John Halmaka from the Health Care Bolg makes an observation that, at first blush, is obvious. But when someone my age (or older) really thinks about it, is quite profound. How much has our lives, thinking, analysis changed due to the web? I remember pre-www/pre-google days, when I would rush to make the 6pm fed ex deadline (or 10pm if I took it to the airport) for a report I was finishing. Within a few months, I could attach the same report via email. It was wonderful and cursed. That same report, with a deadline, got done at 6pm. But with email, the client knew I could turn even more by midnight. So, often, the day just got longer.

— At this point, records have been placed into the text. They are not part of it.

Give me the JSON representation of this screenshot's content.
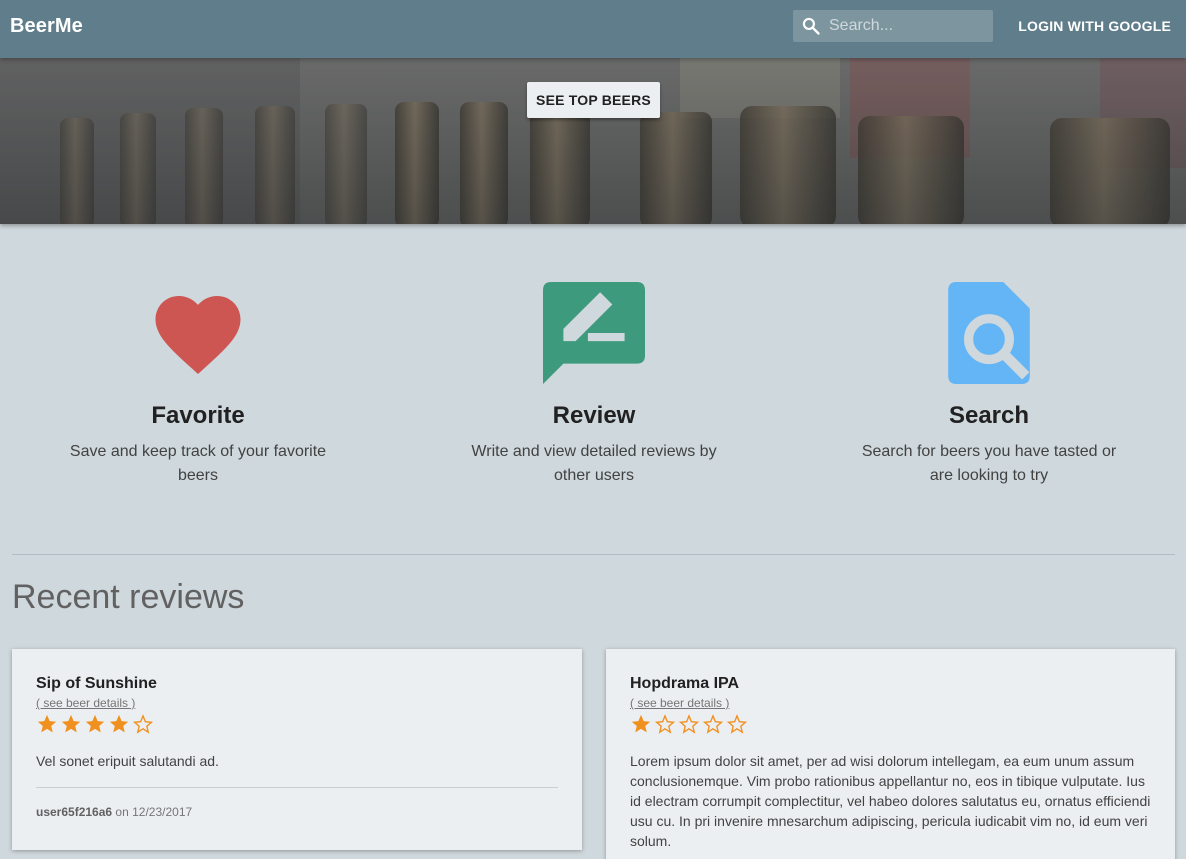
{
  "header": {
    "brand": "BeerMe",
    "search_placeholder": "Search...",
    "login_label": "LOGIN WITH GOOGLE"
  },
  "hero": {
    "button_label": "SEE TOP BEERS"
  },
  "features": [
    {
      "title": "Favorite",
      "description": "Save and keep track of your favorite beers",
      "icon": "heart-icon",
      "color": "#cd5552"
    },
    {
      "title": "Review",
      "description": "Write and view detailed reviews by other users",
      "icon": "rate-review-icon",
      "color": "#3d9a7c"
    },
    {
      "title": "Search",
      "description": "Search for beers you have tasted or are looking to try",
      "icon": "find-in-page-icon",
      "color": "#64b5f6"
    }
  ],
  "recent_reviews": {
    "title": "Recent reviews",
    "items": [
      {
        "beer": "Sip of Sunshine",
        "details_link": "( see beer details )",
        "rating": 4,
        "max_rating": 5,
        "text": "Vel sonet eripuit salutandi ad.",
        "user": "user65f216a6",
        "date_prefix": "on",
        "date": "12/23/2017"
      },
      {
        "beer": "Hopdrama IPA",
        "details_link": "( see beer details )",
        "rating": 1,
        "max_rating": 5,
        "text": "Lorem ipsum dolor sit amet, per ad wisi dolorum intellegam, ea eum unum assum conclusionemque. Vim probo rationibus appellantur no, eos in tibique vulputate. Ius id electram corrumpit complectitur, vel habeo dolores salutatus eu, ornatus efficiendi usu cu. In pri invenire mnesarchum adipiscing, pericula iudicabit vim no, id eum veri solum."
      }
    ]
  },
  "colors": {
    "header": "#607d8b",
    "background": "#cfd8dc",
    "card": "#eceff1",
    "star": "#f0901e"
  }
}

John observes that the factual recall he requires is augmented by the web, since if he knows enough about the fact, he can fill in the rest by using the web. If nothing else, it reduces the ‘transaction cost’ in a remarkable and profound manner (like email did for communicating final work product) to clarifying facts he wishes to use for his analysis or other communication. Of course, since vast portions of the web have no editor, relying on those facts may be fraught with risk. And he observes that some of the skills he has honed relates to being able to navigate what is likely to be trustworthy, and what is not. I’m not sure about the 80%.
I’ve delegated the management of facts to the “Hive Mind” of the internet. With Web 2.0 we re all publishers and authors. Every one of us can be instantly connected to the best experts the most up to date news and an exobyte multimedia repository. However much of the internet has no editor so the Hive Mind information is probably only 80% factual – the challenge is that you do not know which 80% .